The pictures stay out; everything else in the entries below must be returned exactly.

--- Excerpted data Enclosed Below ---

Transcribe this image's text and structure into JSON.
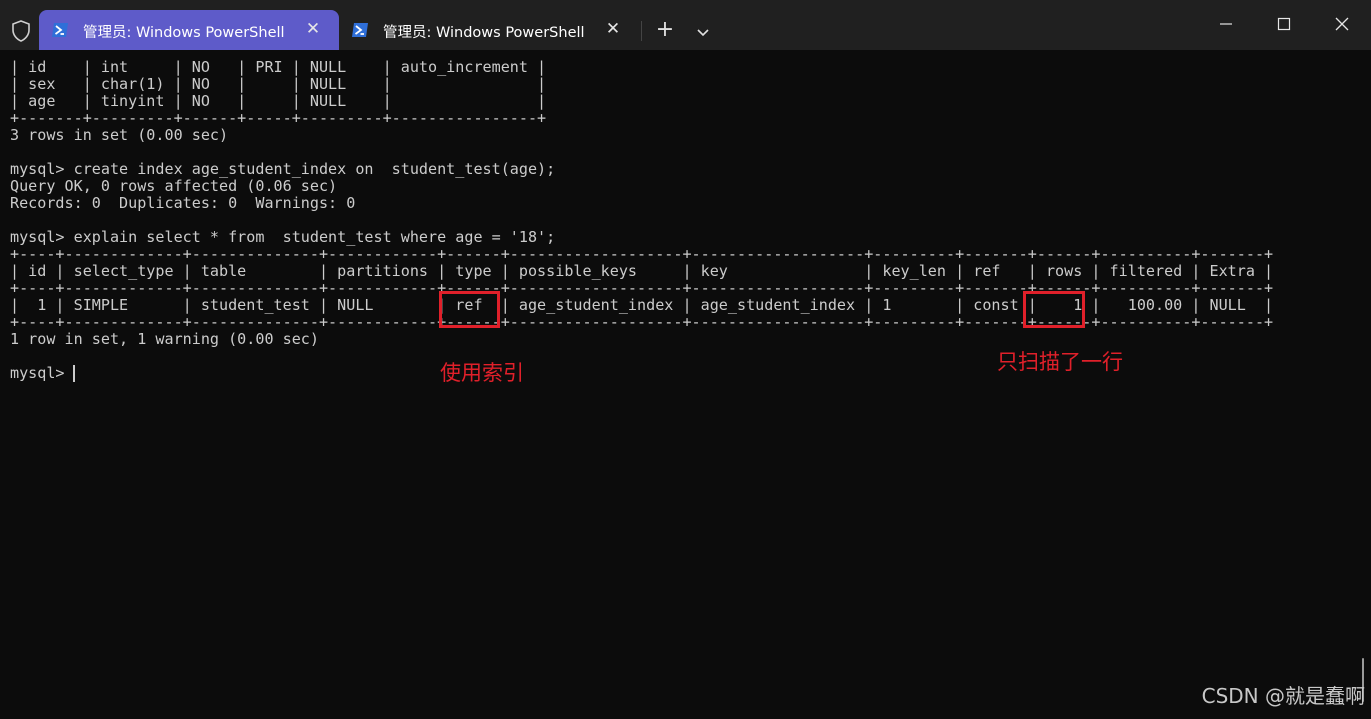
{
  "titlebar": {
    "tabs": [
      {
        "title": "管理员: Windows PowerShell",
        "active": true
      },
      {
        "title": "管理员: Windows PowerShell",
        "active": false
      }
    ],
    "icons": {
      "shield": "shield-icon",
      "tab_icon": "powershell-icon",
      "close": "close-icon",
      "new_tab": "plus-icon",
      "dropdown": "chevron-down-icon",
      "minimize": "minimize-icon",
      "maximize": "maximize-icon",
      "window_close": "close-icon"
    },
    "close_glyph": "✕",
    "new_tab_glyph": "+"
  },
  "terminal": {
    "lines": [
      "| id    | int     | NO   | PRI | NULL    | auto_increment |",
      "| sex   | char(1) | NO   |     | NULL    |                |",
      "| age   | tinyint | NO   |     | NULL    |                |",
      "+-------+---------+------+-----+---------+----------------+",
      "3 rows in set (0.00 sec)",
      "",
      "mysql> create index age_student_index on  student_test(age);",
      "Query OK, 0 rows affected (0.06 sec)",
      "Records: 0  Duplicates: 0  Warnings: 0",
      "",
      "mysql> explain select * from  student_test where age = '18';",
      "+----+-------------+--------------+------------+------+-------------------+-------------------+---------+-------+------+----------+-------+",
      "| id | select_type | table        | partitions | type | possible_keys     | key               | key_len | ref   | rows | filtered | Extra |",
      "+----+-------------+--------------+------------+------+-------------------+-------------------+---------+-------+------+----------+-------+",
      "|  1 | SIMPLE      | student_test | NULL       | ref  | age_student_index | age_student_index | 1       | const |    1 |   100.00 | NULL  |",
      "+----+-------------+--------------+------------+------+-------------------+-------------------+---------+-------+------+----------+-------+",
      "1 row in set, 1 warning (0.00 sec)",
      "",
      "mysql> "
    ],
    "colors": {
      "background": "#0c0c0c",
      "foreground": "#cccccc",
      "annotation": "#e0202a",
      "active_tab": "#5e5bc9"
    }
  },
  "annotations": {
    "type_note": "使用索引",
    "rows_note": "只扫描了一行"
  },
  "watermark": "CSDN @就是蠢啊"
}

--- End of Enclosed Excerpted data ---

Expected answer:
Transcribe this image's text and structure into JSON.
{
  "titlebar": {
    "tabs": [
      {
        "title": "管理员: Windows PowerShell",
        "active": true
      },
      {
        "title": "管理员: Windows PowerShell",
        "active": false
      }
    ],
    "icons": {
      "shield": "shield-icon",
      "tab_icon": "powershell-icon",
      "close": "close-icon",
      "new_tab": "plus-icon",
      "dropdown": "chevron-down-icon",
      "minimize": "minimize-icon",
      "maximize": "maximize-icon",
      "window_close": "close-icon"
    },
    "close_glyph": "✕",
    "new_tab_glyph": "+"
  },
  "terminal": {
    "lines": [
      "| id    | int     | NO   | PRI | NULL    | auto_increment |",
      "| sex   | char(1) | NO   |     | NULL    |                |",
      "| age   | tinyint | NO   |     | NULL    |                |",
      "+-------+---------+------+-----+---------+----------------+",
      "3 rows in set (0.00 sec)",
      "",
      "mysql> create index age_student_index on  student_test(age);",
      "Query OK, 0 rows affected (0.06 sec)",
      "Records: 0  Duplicates: 0  Warnings: 0",
      "",
      "mysql> explain select * from  student_test where age = '18';",
      "+----+-------------+--------------+------------+------+-------------------+-------------------+---------+-------+------+----------+-------+",
      "| id | select_type | table        | partitions | type | possible_keys     | key               | key_len | ref   | rows | filtered | Extra |",
      "+----+-------------+--------------+------------+------+-------------------+-------------------+---------+-------+------+----------+-------+",
      "|  1 | SIMPLE      | student_test | NULL       | ref  | age_student_index | age_student_index | 1       | const |    1 |   100.00 | NULL  |",
      "+----+-------------+--------------+------------+------+-------------------+-------------------+---------+-------+------+----------+-------+",
      "1 row in set, 1 warning (0.00 sec)",
      "",
      "mysql> "
    ],
    "colors": {
      "background": "#0c0c0c",
      "foreground": "#cccccc",
      "annotation": "#e0202a",
      "active_tab": "#5e5bc9"
    }
  },
  "annotations": {
    "type_note": "使用索引",
    "rows_note": "只扫描了一行"
  },
  "watermark": "CSDN @就是蠢啊"
}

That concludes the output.